May God us keep
from single vision and Newton's sleep.
Spretnak chronicles the manifestations of several resistance movements to modernity, from the Romantic movement to the Arts and Crafts movement, Gandhi's vision of spiritual renewal and the counterculture of the 1960s. Especially impressive is her subtle, well-documented analysis of how Nazi propaganda successfully manipulated German discontent with modernity while embodying a "detached, instrumental rationality" in its efficient bureaucracy.
Spretnak's otherwise fine historical account is slightly skewed because the counterculture is assessed from a somewhat narrow California perspective. The resistance movement of the '60s was a powerful international movement that included not only Berkeley's Free Speech Movement and the psychedelic art and music of San Francisco but also the civil rights marches, the Prague Spring, the May '68 student uprising in Paris, the theater of Peter Brook and the films of Michelangelo Antonioni and Jean-Luc Godard. The definitive history of the '60s still needs to be written.
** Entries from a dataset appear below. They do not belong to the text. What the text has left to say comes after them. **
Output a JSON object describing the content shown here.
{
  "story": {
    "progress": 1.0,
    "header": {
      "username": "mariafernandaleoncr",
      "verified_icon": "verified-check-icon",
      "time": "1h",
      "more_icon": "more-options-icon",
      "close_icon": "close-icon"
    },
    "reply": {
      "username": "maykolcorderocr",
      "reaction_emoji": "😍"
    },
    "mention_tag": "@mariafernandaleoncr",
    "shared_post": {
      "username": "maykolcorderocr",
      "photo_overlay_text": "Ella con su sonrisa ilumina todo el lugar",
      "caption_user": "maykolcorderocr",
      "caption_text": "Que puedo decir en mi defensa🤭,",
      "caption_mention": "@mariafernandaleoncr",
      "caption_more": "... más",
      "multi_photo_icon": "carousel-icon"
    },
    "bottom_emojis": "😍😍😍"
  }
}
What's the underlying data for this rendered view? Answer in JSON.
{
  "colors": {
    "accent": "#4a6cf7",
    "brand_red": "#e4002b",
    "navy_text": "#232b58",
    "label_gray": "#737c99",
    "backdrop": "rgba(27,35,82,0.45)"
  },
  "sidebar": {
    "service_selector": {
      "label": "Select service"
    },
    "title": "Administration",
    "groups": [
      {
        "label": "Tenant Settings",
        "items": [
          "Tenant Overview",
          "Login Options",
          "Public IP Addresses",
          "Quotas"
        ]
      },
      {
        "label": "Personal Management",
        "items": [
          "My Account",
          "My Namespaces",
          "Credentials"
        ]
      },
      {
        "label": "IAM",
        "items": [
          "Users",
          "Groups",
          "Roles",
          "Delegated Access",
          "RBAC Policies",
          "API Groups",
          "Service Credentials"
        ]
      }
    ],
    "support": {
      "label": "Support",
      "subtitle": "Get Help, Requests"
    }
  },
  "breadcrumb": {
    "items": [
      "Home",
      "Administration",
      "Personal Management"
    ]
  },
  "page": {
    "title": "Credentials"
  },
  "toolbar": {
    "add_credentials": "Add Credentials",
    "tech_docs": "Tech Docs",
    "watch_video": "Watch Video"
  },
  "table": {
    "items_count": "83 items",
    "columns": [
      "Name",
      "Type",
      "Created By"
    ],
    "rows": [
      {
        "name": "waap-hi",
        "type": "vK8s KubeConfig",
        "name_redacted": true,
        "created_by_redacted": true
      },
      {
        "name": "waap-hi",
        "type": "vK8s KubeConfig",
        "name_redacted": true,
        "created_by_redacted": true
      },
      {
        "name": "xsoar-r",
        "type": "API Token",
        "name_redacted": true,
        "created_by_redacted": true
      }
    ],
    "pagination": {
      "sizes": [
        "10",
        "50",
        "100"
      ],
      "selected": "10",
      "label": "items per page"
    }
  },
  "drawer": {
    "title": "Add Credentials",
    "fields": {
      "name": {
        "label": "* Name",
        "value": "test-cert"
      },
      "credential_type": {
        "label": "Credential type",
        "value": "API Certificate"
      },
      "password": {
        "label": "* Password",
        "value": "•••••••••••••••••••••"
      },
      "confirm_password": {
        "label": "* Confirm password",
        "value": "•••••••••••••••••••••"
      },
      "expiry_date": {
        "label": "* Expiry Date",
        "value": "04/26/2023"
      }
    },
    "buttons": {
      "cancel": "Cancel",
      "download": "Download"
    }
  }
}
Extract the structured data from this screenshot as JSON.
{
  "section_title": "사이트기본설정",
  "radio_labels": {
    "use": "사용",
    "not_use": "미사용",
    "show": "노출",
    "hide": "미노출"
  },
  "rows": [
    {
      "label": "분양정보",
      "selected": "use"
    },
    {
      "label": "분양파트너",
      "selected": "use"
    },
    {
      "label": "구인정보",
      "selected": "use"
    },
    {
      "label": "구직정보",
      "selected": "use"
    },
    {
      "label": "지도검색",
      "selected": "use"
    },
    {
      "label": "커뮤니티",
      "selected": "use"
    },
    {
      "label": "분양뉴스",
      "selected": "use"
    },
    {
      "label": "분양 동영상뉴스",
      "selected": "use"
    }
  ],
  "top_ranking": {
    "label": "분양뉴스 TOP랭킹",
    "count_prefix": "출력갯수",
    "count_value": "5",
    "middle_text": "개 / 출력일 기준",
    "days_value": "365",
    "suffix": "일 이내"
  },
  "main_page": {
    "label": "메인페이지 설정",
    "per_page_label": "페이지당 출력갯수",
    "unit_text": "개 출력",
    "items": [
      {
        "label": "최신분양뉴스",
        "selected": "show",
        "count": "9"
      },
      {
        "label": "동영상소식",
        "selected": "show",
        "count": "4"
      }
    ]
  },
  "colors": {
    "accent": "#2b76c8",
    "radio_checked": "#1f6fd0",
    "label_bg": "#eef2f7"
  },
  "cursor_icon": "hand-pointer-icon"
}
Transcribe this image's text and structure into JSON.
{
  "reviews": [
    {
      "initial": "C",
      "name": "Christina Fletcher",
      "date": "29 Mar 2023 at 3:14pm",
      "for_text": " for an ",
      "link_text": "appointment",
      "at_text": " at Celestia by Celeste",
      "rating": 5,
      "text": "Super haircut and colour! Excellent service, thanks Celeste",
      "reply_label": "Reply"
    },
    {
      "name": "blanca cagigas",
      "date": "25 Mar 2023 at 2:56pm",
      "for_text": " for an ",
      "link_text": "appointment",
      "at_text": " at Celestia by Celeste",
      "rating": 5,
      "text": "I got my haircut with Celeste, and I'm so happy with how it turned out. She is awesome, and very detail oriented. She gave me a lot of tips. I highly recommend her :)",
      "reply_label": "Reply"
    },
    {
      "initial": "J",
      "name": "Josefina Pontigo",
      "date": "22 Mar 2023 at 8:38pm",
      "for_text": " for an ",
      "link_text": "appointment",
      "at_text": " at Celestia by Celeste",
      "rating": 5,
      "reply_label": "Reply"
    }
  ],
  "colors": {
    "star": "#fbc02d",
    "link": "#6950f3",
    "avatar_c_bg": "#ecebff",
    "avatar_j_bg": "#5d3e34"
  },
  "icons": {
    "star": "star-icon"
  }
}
The current challenges to the lack of connectedness and consequent alienation of modern society are manifest, according to Spretnak, in the resurgence of three aspects of "the real." One is the new understanding of the unity of body and mind that is emerging in the life sciences as well as in the widespread practice of alternative, or complementary, medicine. The second aspect is the view of all living systems, including the planet as a whole, as being creative and self-organizing, a view that is being developed in the new science of complexity. The third is the rediscovery of the importance of community and a sense of place by numerous grass-roots movements. According to Spretnak, this resurgence of body, nature and place represents a resounding rejection of modernity's view of "the body as nothing but a biological machine, the biosphere and cosmos as nothing but a predictable, mechanistic clockwork, and place as nothing but background scenery for human projects."
Spretnak's discussion of currently emerging scientific concepts is remarkably lucid and accurate. Three minor errors, however, have crept into her narrative. John Bell did not devise a series of experiments that revealed unsuspected "nonlocal connections" in the quantum world. He predicted this nonlocality on the basis of a theoretical argument, now known as "Bell's theorem." The first experiments that confirmed Bell's prediction were carried out more than 10 years later.
Second, the consequences of chaos theory are radical not because the theory uses nonlinear equations to model stochastic (i.e. random) dynamics but because the seemingly random behavior occurs in systems described by deterministic equations.
Finally, the mechanistic theory of evolution that is being replaced by a more subtle systemic view is not Darwinism but neo-Darwinism. Unfortunately, this is a widespread confusion. Darwin's central insight that all forms of life have emerged from a common ancestry by a continuous process of variations, followed by natural selection, is accepted by all serious scientists today. What is mechanistic is the neo-Darwinist dogma that the variations arise exclusively from random genetic changes (mutations).
In spite of these quibbles, I tremendously enjoyed reading "The Resurgence of The Real." Written with great fluency, carefully researched and richly annotated, this is a superb book. Challenging and engaging on every page, it is a book I can wholeheartedly recommend to everyone concerned with the fundamental problems of our time and interested in "the big picture"--the decline of an outdated paradigm and the emergence of the postmodern, ecological vision of reality that will be crucial for the survival of humanity in the 21st century.